Heading straight into a song sans introduction is one idea that earned postwar jazz musicians their revolutionary credit, yet here it is on the Dixie Daisies’ “Papa Blues” of 1923:
Composer and piano roll powerhouse Max Kortlander may have originally written “Papa Blues” for his instrument of choice; the tune’s built-in chromatic breaks sound very pianistic. The Daisies’ clarinetist takes them on to provide an instantly recognizable hook at the outset of the recording as well as textural and comic relief. The ex nihilo gong is also pretty funny, and the novelty works as a segue into Kortlander’s second strain, here clothed in faux-Eastern robes.

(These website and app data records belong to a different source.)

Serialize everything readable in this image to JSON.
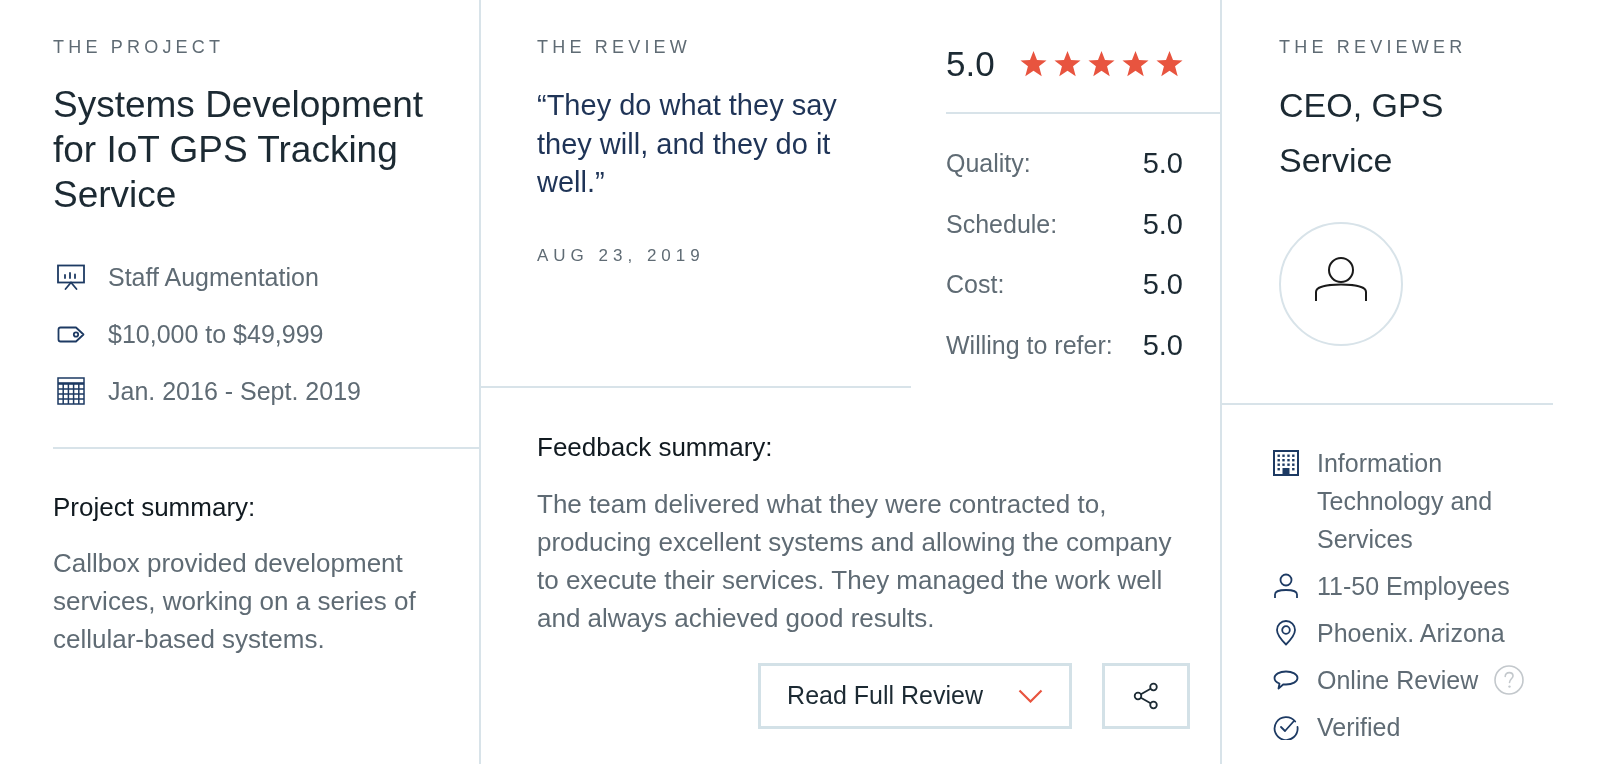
{
  "project": {
    "heading": "THE PROJECT",
    "title": "Systems Development for IoT GPS Tracking Service",
    "details": [
      {
        "kind": "service",
        "text": "Staff Augmentation"
      },
      {
        "kind": "budget",
        "text": "$10,000 to $49,999"
      },
      {
        "kind": "dates",
        "text": "Jan. 2016 - Sept. 2019"
      }
    ],
    "summary": {
      "heading": "Project summary:",
      "text": "Callbox provided development services, working on a series of cellular-based systems."
    }
  },
  "review": {
    "heading": "THE REVIEW",
    "quote": "“They do what they say they will, and they do it well.”",
    "date": "AUG 23, 2019",
    "overall": {
      "score": "5.0",
      "stars": 5
    },
    "ratings": [
      {
        "label": "Quality:",
        "value": "5.0"
      },
      {
        "label": "Schedule:",
        "value": "5.0"
      },
      {
        "label": "Cost:",
        "value": "5.0"
      },
      {
        "label": "Willing to refer:",
        "value": "5.0"
      }
    ],
    "feedback": {
      "heading": "Feedback summary:",
      "text": "The team delivered what they were contracted to, producing excellent systems and allowing the company to execute their services. They managed the work well and always achieved good results."
    },
    "actions": {
      "read_more": "Read Full Review"
    }
  },
  "reviewer": {
    "heading": "THE REVIEWER",
    "name": "CEO, GPS Service",
    "details": [
      {
        "kind": "industry",
        "text": "Information Technology and Services",
        "help": false
      },
      {
        "kind": "size",
        "text": "11-50 Employees",
        "help": false
      },
      {
        "kind": "location",
        "text": "Phoenix. Arizona",
        "help": false
      },
      {
        "kind": "review_type",
        "text": "Online Review",
        "help": true
      },
      {
        "kind": "verification",
        "text": "Verified",
        "help": false
      }
    ]
  }
}
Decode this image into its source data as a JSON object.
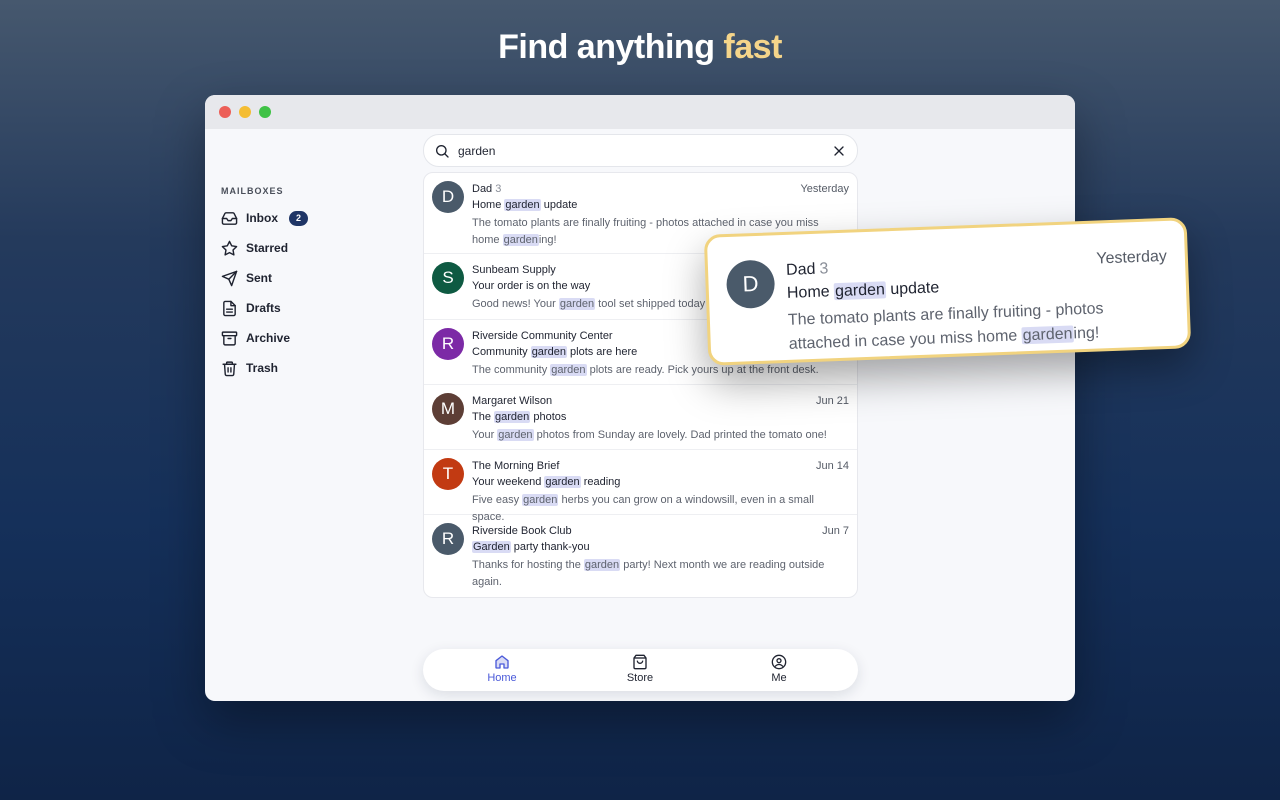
{
  "headline": {
    "text": "Find anything ",
    "accent": "fast",
    "accent_color": "#f5d58a"
  },
  "sidebar": {
    "heading": "MAILBOXES",
    "items": [
      {
        "label": "Inbox",
        "icon": "inbox-icon",
        "badge": "2"
      },
      {
        "label": "Starred",
        "icon": "star-icon"
      },
      {
        "label": "Sent",
        "icon": "send-icon"
      },
      {
        "label": "Drafts",
        "icon": "document-icon"
      },
      {
        "label": "Archive",
        "icon": "archive-icon"
      },
      {
        "label": "Trash",
        "icon": "trash-icon"
      }
    ]
  },
  "search": {
    "value": "garden",
    "placeholder": ""
  },
  "messages": [
    {
      "initial": "D",
      "color": "#4a5a6a",
      "sender": "Dad",
      "count": "3",
      "date": "Yesterday",
      "subject": [
        "Home ",
        "garden",
        " update"
      ],
      "preview": [
        "The tomato plants are finally fruiting - photos attached in case you miss home ",
        "garden",
        "ing!"
      ]
    },
    {
      "initial": "S",
      "color": "#0e5a42",
      "sender": "Sunbeam Supply",
      "count": "",
      "date": "",
      "subject": [
        "Your order is on the way",
        "",
        ""
      ],
      "preview": [
        "Good news! Your ",
        "garden",
        " tool set shipped today"
      ]
    },
    {
      "initial": "R",
      "color": "#7c2aa6",
      "sender": "Riverside Community Center",
      "count": "",
      "date": "",
      "subject": [
        "Community ",
        "garden",
        " plots are here"
      ],
      "preview": [
        "The community ",
        "garden",
        " plots are ready. Pick yours up at the front desk."
      ]
    },
    {
      "initial": "M",
      "color": "#5d3e36",
      "sender": "Margaret Wilson",
      "count": "",
      "date": "Jun 21",
      "subject": [
        "The ",
        "garden",
        " photos"
      ],
      "preview": [
        "Your ",
        "garden",
        " photos from Sunday are lovely. Dad printed the tomato one!"
      ]
    },
    {
      "initial": "T",
      "color": "#c23a12",
      "sender": "The Morning Brief",
      "count": "",
      "date": "Jun 14",
      "subject": [
        "Your weekend ",
        "garden",
        " reading"
      ],
      "preview": [
        "Five easy ",
        "garden",
        " herbs you can grow on a windowsill, even in a small space."
      ]
    },
    {
      "initial": "R",
      "color": "#4a5a6a",
      "sender": "Riverside Book Club",
      "count": "",
      "date": "Jun 7",
      "subject": [
        "",
        "Garden",
        " party thank-you"
      ],
      "preview": [
        "Thanks for hosting the ",
        "garden",
        " party! Next month we are reading outside again."
      ]
    }
  ],
  "tabs": [
    {
      "label": "Home",
      "icon": "home-icon",
      "active": true
    },
    {
      "label": "Store",
      "icon": "bag-icon",
      "active": false
    },
    {
      "label": "Me",
      "icon": "user-circle-icon",
      "active": false
    }
  ],
  "callout": {
    "initial": "D",
    "color": "#4a5a6a",
    "sender": "Dad",
    "count": "3",
    "date": "Yesterday",
    "subject": [
      "Home ",
      "garden",
      " update"
    ],
    "preview": [
      "The tomato plants are finally fruiting - photos attached in case you miss home ",
      "garden",
      "ing!"
    ]
  }
}
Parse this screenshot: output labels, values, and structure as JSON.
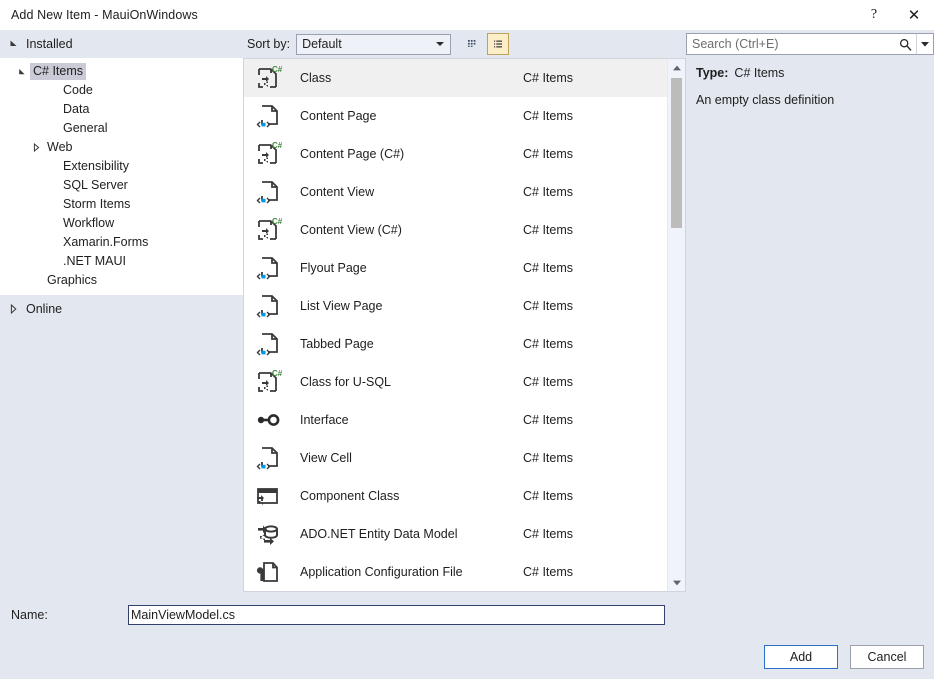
{
  "window": {
    "title": "Add New Item - MauiOnWindows",
    "help_label": "?",
    "close_label": "✕"
  },
  "toolbar": {
    "installed_label": "Installed",
    "sort_by_label": "Sort by:",
    "sort_by_value": "Default",
    "view_tiles_name": "medium-icons-view",
    "view_list_name": "list-view",
    "search_placeholder": "Search (Ctrl+E)",
    "search_value": ""
  },
  "tree": {
    "root": "C# Items",
    "items": [
      {
        "label": "C# Items",
        "indent": 1,
        "twisty": "down",
        "selected": true
      },
      {
        "label": "Code",
        "indent": 3,
        "twisty": "none",
        "selected": false
      },
      {
        "label": "Data",
        "indent": 3,
        "twisty": "none",
        "selected": false
      },
      {
        "label": "General",
        "indent": 3,
        "twisty": "none",
        "selected": false
      },
      {
        "label": "Web",
        "indent": 2,
        "twisty": "right",
        "selected": false
      },
      {
        "label": "Extensibility",
        "indent": 3,
        "twisty": "none",
        "selected": false
      },
      {
        "label": "SQL Server",
        "indent": 3,
        "twisty": "none",
        "selected": false
      },
      {
        "label": "Storm Items",
        "indent": 3,
        "twisty": "none",
        "selected": false
      },
      {
        "label": "Workflow",
        "indent": 3,
        "twisty": "none",
        "selected": false
      },
      {
        "label": "Xamarin.Forms",
        "indent": 3,
        "twisty": "none",
        "selected": false
      },
      {
        "label": ".NET MAUI",
        "indent": 3,
        "twisty": "none",
        "selected": false
      },
      {
        "label": "Graphics",
        "indent": 2,
        "twisty": "none",
        "selected": false
      }
    ],
    "online_label": "Online"
  },
  "list": {
    "category_all": "C# Items",
    "items": [
      {
        "name": "Class",
        "category": "C# Items",
        "icon": "csharp-class-icon",
        "selected": true
      },
      {
        "name": "Content Page",
        "category": "C# Items",
        "icon": "xaml-page-icon",
        "selected": false
      },
      {
        "name": "Content Page (C#)",
        "category": "C# Items",
        "icon": "csharp-class-icon",
        "selected": false
      },
      {
        "name": "Content View",
        "category": "C# Items",
        "icon": "xaml-page-icon",
        "selected": false
      },
      {
        "name": "Content View (C#)",
        "category": "C# Items",
        "icon": "csharp-class-icon",
        "selected": false
      },
      {
        "name": "Flyout Page",
        "category": "C# Items",
        "icon": "xaml-page-icon",
        "selected": false
      },
      {
        "name": "List View Page",
        "category": "C# Items",
        "icon": "xaml-page-icon",
        "selected": false
      },
      {
        "name": "Tabbed Page",
        "category": "C# Items",
        "icon": "xaml-page-icon",
        "selected": false
      },
      {
        "name": "Class for U-SQL",
        "category": "C# Items",
        "icon": "csharp-class-icon",
        "selected": false
      },
      {
        "name": "Interface",
        "category": "C# Items",
        "icon": "interface-icon",
        "selected": false
      },
      {
        "name": "View Cell",
        "category": "C# Items",
        "icon": "xaml-page-icon",
        "selected": false
      },
      {
        "name": "Component Class",
        "category": "C# Items",
        "icon": "component-class-icon",
        "selected": false
      },
      {
        "name": "ADO.NET Entity Data Model",
        "category": "C# Items",
        "icon": "entity-data-model-icon",
        "selected": false
      },
      {
        "name": "Application Configuration File",
        "category": "C# Items",
        "icon": "config-file-icon",
        "selected": false
      }
    ]
  },
  "details": {
    "type_label": "Type:",
    "type_value": "C# Items",
    "description": "An empty class definition"
  },
  "footer": {
    "name_label": "Name:",
    "name_value": "MainViewModel.cs",
    "add_label": "Add",
    "cancel_label": "Cancel"
  },
  "colors": {
    "dialog_bg": "#e3e7ef",
    "panel_bg": "#ffffff",
    "selection": "#f0f0f0",
    "tree_selection": "#cbcbd8",
    "accent_blue": "#2a6fc9",
    "toggle_selected": "#fdeeca",
    "csharp_green": "#3f8a3f",
    "xaml_blue": "#0097e6"
  }
}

Nine decades of stylistic and cultural progress may make this section sound dated or even insensitive. From a strictly musical lens, the arrangement plays off a contrast between the down home major key and ragging trumpet of the first strain with the minor key exotica and nasal, almost-oboe like tone the trumpeter assumes in the second strain. The same goes for the succeeding chorus, which pits a straight saxophone lead against runaway double-time collective improvisation. The double-time sections are particularly ingenious: the trumpet and clarinet alter their tone as well as their rhythm so that the 78rpm record sounds like it’s being played on a 156rpm machine! The last chorus swaps the clarinet’s winding breaks for commentary from each of the players, offering further contrast as well as teasing at symmetry with the first chorus.
Dixie Daisies was one of the many aliases that record companies used for their studio bands, which could include now well-known names or players who remain anonymous. The Original Memphis Five often recorded under this pseudonym but this group doesn’t sound like the OM5 (who recorded the tune on multiple occasions in a very different arrangement.) This edition of the Daisies most likely included trumpeters Hymie Farberman and/or Jules Levy Jr. as well as trombonist Ephraim Hannaford, players in Joseph Samuels’s circle who got plenty of work but whose approach was based in one of American music’s vestigial limbs. The Daisies happened to have waxed “Papa Blues” in April of 1923, the same year and month that King Oliver brought his Creole Jazz Band with young Louis Armstrong into the recording studio for the first time, setting the stage for a major shift in the sound of American music. This music was made at nearly the same time as what many historians might consider the cause of its own obsolescence.
Whoever it was on the Cameo label’s “Papa Blues,” they were there to feed a dance-greedy public with records intended as disposable commercial products. Even an intricate chart like this one was all in a day’s work for them. Past those initial expectations and beyond temporal prejudices, there’s a smart piece of music at work here. Maybe it’s even smart enough to be “jazz.”